** TASK TO COMPLETE **
Below is some data; print it all back exactly.

** DATA TO USE **

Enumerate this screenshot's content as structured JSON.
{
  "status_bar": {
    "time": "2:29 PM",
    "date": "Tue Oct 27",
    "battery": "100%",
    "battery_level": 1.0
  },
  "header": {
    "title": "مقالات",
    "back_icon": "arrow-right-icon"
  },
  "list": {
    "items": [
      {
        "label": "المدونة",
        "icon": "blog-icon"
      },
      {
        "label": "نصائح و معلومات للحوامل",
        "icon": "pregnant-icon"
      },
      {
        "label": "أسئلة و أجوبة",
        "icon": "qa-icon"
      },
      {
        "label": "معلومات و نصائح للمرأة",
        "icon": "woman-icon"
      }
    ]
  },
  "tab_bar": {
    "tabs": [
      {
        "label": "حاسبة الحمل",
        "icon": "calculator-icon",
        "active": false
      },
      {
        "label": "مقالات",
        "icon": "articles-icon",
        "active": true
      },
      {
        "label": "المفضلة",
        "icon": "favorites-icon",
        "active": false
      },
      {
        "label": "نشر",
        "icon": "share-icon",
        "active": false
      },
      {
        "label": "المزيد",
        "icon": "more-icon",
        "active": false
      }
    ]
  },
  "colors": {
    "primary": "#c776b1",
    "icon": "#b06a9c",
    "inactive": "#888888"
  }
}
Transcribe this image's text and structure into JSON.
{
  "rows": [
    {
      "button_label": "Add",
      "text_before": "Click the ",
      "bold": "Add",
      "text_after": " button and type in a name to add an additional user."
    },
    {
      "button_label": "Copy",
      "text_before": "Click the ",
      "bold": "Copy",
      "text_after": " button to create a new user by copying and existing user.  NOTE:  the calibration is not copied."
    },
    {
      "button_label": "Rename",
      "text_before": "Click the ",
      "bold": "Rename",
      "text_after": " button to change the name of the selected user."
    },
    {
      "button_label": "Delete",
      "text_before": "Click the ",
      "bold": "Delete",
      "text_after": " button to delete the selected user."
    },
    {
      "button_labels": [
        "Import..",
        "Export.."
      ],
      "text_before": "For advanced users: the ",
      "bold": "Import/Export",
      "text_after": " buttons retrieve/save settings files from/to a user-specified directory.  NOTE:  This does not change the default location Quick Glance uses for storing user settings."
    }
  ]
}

** ANSWER SPACE **
Enumerate this screenshot's content as structured JSON.
{
  "status_bar": {
    "time": "2:29 PM",
    "date": "Tue Oct 27",
    "battery": "100%",
    "battery_level": 1.0
  },
  "header": {
    "title": "مقالات",
    "back_icon": "arrow-right-icon"
  },
  "list": {
    "items": [
      {
        "label": "المدونة",
        "icon": "blog-icon"
      },
      {
        "label": "نصائح و معلومات للحوامل",
        "icon": "pregnant-icon"
      },
      {
        "label": "أسئلة و أجوبة",
        "icon": "qa-icon"
      },
      {
        "label": "معلومات و نصائح للمرأة",
        "icon": "woman-icon"
      }
    ]
  },
  "tab_bar": {
    "tabs": [
      {
        "label": "حاسبة الحمل",
        "icon": "calculator-icon",
        "active": false
      },
      {
        "label": "مقالات",
        "icon": "articles-icon",
        "active": true
      },
      {
        "label": "المفضلة",
        "icon": "favorites-icon",
        "active": false
      },
      {
        "label": "نشر",
        "icon": "share-icon",
        "active": false
      },
      {
        "label": "المزيد",
        "icon": "more-icon",
        "active": false
      }
    ]
  },
  "colors": {
    "primary": "#c776b1",
    "icon": "#b06a9c",
    "inactive": "#888888"
  }
}
Transcribe this image's text and structure into JSON.
{
  "rows": [
    {
      "button_label": "Add",
      "text_before": "Click the ",
      "bold": "Add",
      "text_after": " button and type in a name to add an additional user."
    },
    {
      "button_label": "Copy",
      "text_before": "Click the ",
      "bold": "Copy",
      "text_after": " button to create a new user by copying and existing user.  NOTE:  the calibration is not copied."
    },
    {
      "button_label": "Rename",
      "text_before": "Click the ",
      "bold": "Rename",
      "text_after": " button to change the name of the selected user."
    },
    {
      "button_label": "Delete",
      "text_before": "Click the ",
      "bold": "Delete",
      "text_after": " button to delete the selected user."
    },
    {
      "button_labels": [
        "Import..",
        "Export.."
      ],
      "text_before": "For advanced users: the ",
      "bold": "Import/Export",
      "text_after": " buttons retrieve/save settings files from/to a user-specified directory.  NOTE:  This does not change the default location Quick Glance uses for storing user settings."
    }
  ]
}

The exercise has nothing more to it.